◆ YOUR ASSIGNMENT: The reply has to be a number alone, equal to how many lines in the entries below hold the string "quiz".

*****

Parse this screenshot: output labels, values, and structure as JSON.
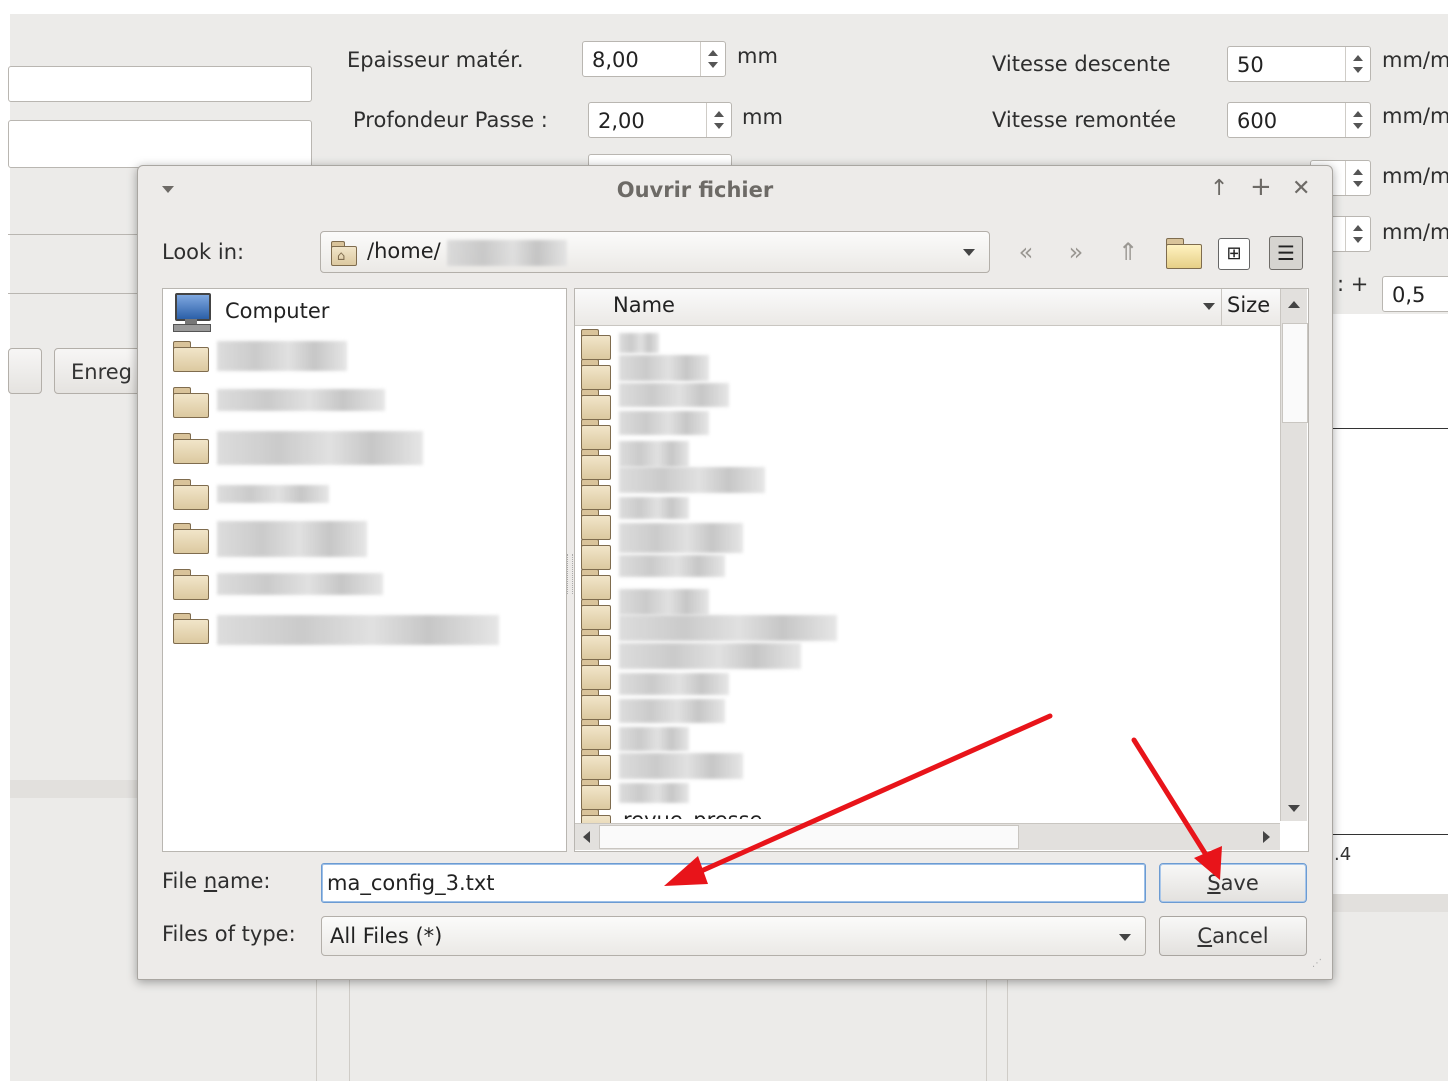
{
  "background": {
    "fields": [
      {
        "label": "Epaisseur matér.",
        "value": "8,00",
        "unit": "mm"
      },
      {
        "label": "Profondeur Passe :",
        "value": "2,00",
        "unit": "mm"
      }
    ],
    "speeds": [
      {
        "label": "Vitesse descente",
        "value": "50",
        "unit": "mm/m"
      },
      {
        "label": "Vitesse remontée",
        "value": "600",
        "unit": "mm/m"
      }
    ],
    "extra_units": [
      "mm/m",
      "mm/m"
    ],
    "offset_label": ": +",
    "offset_value": "0,5",
    "button_label": "Enreg",
    "axis_tick": ".4"
  },
  "dialog": {
    "title": "Ouvrir fichier",
    "titlebar_icons": [
      "menu-icon",
      "up-arrow-icon",
      "plus-icon",
      "close-icon"
    ],
    "look_in_label": "Look in:",
    "look_in_path": "/home/",
    "sidebar": {
      "items": [
        {
          "label": "Computer",
          "icon": "computer-icon"
        }
      ]
    },
    "columns": {
      "name": "Name",
      "size": "Size"
    },
    "partial_file": "revue_presse",
    "file_name_label_pre": "File ",
    "file_name_label_u": "n",
    "file_name_label_post": "ame:",
    "file_name_value": "ma_config_3.txt",
    "files_of_type_label": "Files of type:",
    "files_of_type_value": "All Files (*)",
    "save_u": "S",
    "save_rest": "ave",
    "cancel_u": "C",
    "cancel_rest": "ancel"
  },
  "annotation_color": "#e8141a"
}
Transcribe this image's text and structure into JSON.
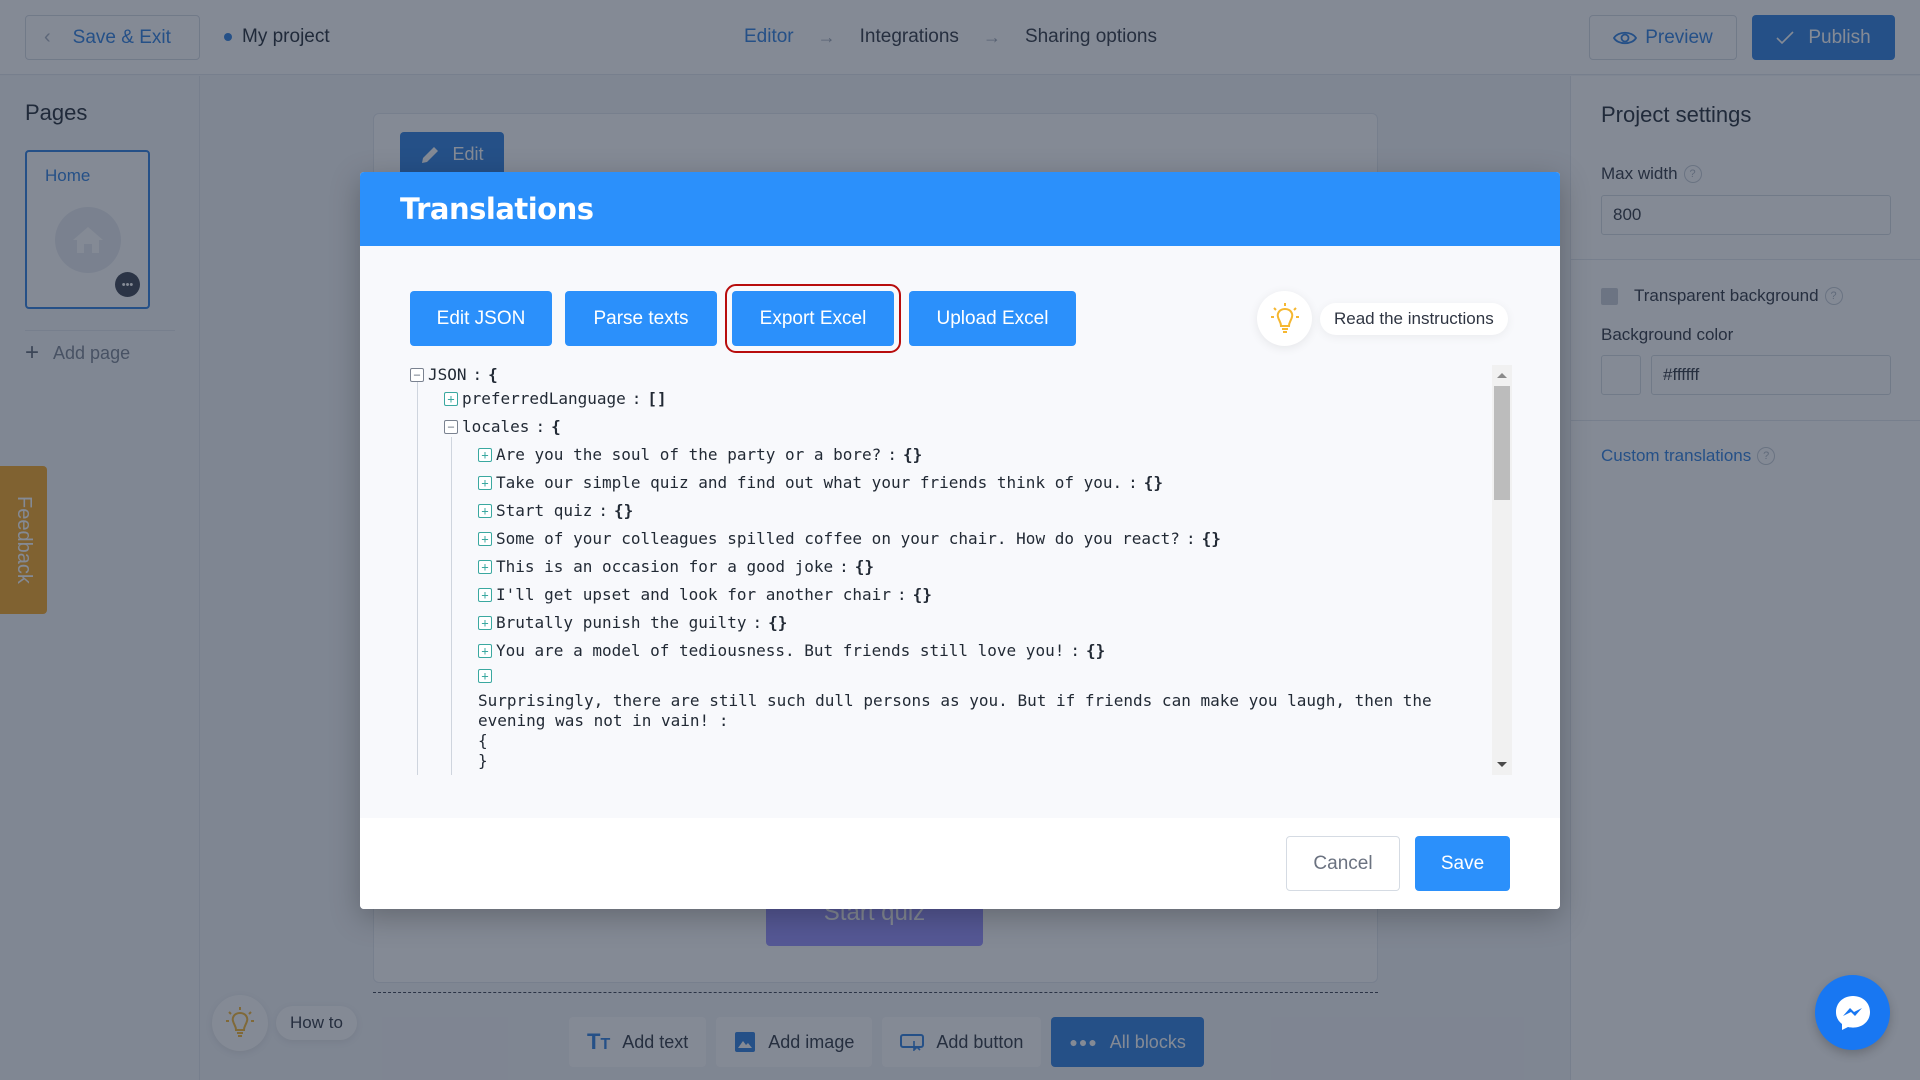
{
  "topbar": {
    "save_exit_label": "Save & Exit",
    "project_name": "My project",
    "steps": [
      {
        "label": "Editor",
        "active": true
      },
      {
        "label": "Integrations",
        "active": false
      },
      {
        "label": "Sharing options",
        "active": false
      }
    ],
    "preview_label": "Preview",
    "publish_label": "Publish"
  },
  "left_sidebar": {
    "title": "Pages",
    "pages": [
      {
        "label": "Home",
        "selected": true
      }
    ],
    "add_page_label": "Add page"
  },
  "feedback_label": "Feedback",
  "howto_label": "How to",
  "canvas": {
    "edit_label": "Edit",
    "start_quiz_label": "Start quiz",
    "blocks": [
      {
        "label": "Add text",
        "icon": "text-icon"
      },
      {
        "label": "Add image",
        "icon": "image-icon"
      },
      {
        "label": "Add button",
        "icon": "button-icon"
      },
      {
        "label": "All blocks",
        "icon": "more-dots-icon"
      }
    ]
  },
  "right_sidebar": {
    "title": "Project settings",
    "max_width_label": "Max width",
    "max_width_value": "800",
    "transparent_bg_label": "Transparent background",
    "transparent_bg_checked": false,
    "bg_color_label": "Background color",
    "bg_color_value": "#ffffff",
    "custom_translations_label": "Custom translations"
  },
  "modal": {
    "title": "Translations",
    "actions": [
      {
        "label": "Edit JSON",
        "highlighted": false
      },
      {
        "label": "Parse texts",
        "highlighted": false
      },
      {
        "label": "Export Excel",
        "highlighted": true
      },
      {
        "label": "Upload Excel",
        "highlighted": false
      }
    ],
    "instructions_label": "Read the instructions",
    "tree": {
      "root_key": "JSON",
      "root_open": "{",
      "preferred_language_key": "preferredLanguage",
      "preferred_language_value": "[]",
      "locales_key": "locales",
      "locales_open": "{",
      "locale_entries": [
        {
          "key": "Are you the soul of the party or a bore?",
          "value": "{}"
        },
        {
          "key": "Take our simple quiz and find out what your friends think of you.",
          "value": "{}"
        },
        {
          "key": "Start quiz",
          "value": "{}"
        },
        {
          "key": "Some of your colleagues spilled coffee on your chair. How do you react?",
          "value": "{}"
        },
        {
          "key": "This is an occasion for a good joke",
          "value": "{}"
        },
        {
          "key": "I'll get upset and look for another chair",
          "value": "{}"
        },
        {
          "key": "Brutally punish the guilty",
          "value": "{}"
        },
        {
          "key": "You are a model of tediousness. But friends still love you!",
          "value": "{}"
        }
      ],
      "wrapped_entry": {
        "key": "Surprisingly, there are still such dull persons as you. But if friends can make you laugh, then the evening was not in vain!",
        "open": "{",
        "close": "}"
      }
    },
    "cancel_label": "Cancel",
    "save_label": "Save"
  },
  "colors": {
    "brand_blue": "#2d7fe0",
    "modal_blue": "#2b90fb",
    "highlight_red": "#b80d0d",
    "feedback_orange": "#f5a623",
    "messenger_blue": "#1877f2"
  }
}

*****

◆ ANSWER SECTION: 3